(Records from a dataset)
=== Begin Enclosure ===
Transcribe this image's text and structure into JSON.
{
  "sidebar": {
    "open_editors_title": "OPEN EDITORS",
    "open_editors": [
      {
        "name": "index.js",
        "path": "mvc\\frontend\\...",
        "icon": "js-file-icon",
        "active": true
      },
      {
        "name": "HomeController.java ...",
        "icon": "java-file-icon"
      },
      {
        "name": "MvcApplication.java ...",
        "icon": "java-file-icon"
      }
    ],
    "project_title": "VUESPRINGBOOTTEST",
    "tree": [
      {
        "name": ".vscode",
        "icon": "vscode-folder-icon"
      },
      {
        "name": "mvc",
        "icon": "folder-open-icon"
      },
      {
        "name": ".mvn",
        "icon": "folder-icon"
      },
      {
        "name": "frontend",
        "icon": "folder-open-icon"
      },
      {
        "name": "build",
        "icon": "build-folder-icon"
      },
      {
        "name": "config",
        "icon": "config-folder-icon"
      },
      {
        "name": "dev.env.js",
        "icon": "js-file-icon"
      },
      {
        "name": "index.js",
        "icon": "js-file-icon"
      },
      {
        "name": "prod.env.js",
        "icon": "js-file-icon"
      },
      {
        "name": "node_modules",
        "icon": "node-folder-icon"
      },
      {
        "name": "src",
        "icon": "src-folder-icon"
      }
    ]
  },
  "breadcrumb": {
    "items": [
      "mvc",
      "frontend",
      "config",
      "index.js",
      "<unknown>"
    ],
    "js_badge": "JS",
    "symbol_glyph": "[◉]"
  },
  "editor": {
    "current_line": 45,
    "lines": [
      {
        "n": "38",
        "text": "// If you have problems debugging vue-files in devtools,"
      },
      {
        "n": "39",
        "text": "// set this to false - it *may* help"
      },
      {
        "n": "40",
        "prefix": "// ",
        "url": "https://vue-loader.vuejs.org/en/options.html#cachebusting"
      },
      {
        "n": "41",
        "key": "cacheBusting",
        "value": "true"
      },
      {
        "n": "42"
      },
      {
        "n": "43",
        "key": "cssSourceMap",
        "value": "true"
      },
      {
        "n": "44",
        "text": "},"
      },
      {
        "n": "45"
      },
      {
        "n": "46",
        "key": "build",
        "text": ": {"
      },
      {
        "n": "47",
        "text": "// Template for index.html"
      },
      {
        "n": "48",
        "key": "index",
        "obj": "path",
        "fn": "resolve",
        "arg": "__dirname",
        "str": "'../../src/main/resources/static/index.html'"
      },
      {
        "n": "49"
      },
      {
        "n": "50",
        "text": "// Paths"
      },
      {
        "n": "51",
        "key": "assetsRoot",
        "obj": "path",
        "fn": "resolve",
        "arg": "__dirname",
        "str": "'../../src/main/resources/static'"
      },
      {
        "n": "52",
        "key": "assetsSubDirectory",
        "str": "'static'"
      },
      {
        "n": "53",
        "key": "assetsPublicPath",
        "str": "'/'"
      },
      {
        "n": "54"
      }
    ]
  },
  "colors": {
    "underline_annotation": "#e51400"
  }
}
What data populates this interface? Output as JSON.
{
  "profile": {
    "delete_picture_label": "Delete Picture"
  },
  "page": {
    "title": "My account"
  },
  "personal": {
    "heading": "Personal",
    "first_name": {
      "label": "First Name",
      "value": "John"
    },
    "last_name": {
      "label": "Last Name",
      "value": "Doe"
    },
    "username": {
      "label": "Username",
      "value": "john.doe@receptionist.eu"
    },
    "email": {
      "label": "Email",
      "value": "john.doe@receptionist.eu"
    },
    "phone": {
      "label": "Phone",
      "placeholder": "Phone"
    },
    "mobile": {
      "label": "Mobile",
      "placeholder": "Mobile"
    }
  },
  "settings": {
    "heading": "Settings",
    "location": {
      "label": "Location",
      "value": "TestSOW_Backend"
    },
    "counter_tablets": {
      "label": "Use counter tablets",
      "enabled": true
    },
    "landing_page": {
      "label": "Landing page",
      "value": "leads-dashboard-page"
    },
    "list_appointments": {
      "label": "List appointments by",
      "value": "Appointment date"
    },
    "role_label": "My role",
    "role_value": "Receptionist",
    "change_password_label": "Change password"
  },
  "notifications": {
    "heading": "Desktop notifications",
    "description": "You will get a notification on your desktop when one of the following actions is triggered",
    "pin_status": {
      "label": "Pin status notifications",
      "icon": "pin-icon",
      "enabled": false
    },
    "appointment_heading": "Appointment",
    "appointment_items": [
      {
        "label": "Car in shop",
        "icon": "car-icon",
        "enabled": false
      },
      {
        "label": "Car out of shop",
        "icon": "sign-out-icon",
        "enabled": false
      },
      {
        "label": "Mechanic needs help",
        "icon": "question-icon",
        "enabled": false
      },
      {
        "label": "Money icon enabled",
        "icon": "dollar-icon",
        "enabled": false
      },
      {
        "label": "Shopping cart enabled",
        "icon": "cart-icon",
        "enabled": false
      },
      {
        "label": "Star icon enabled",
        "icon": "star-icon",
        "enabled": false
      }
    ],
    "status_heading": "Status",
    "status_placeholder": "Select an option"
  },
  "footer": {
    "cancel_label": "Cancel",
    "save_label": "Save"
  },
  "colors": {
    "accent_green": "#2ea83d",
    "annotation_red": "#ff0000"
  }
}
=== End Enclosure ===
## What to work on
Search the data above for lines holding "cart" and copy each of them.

## Task result
        "label": "Shopping cart enabled",
        "icon": "cart-icon",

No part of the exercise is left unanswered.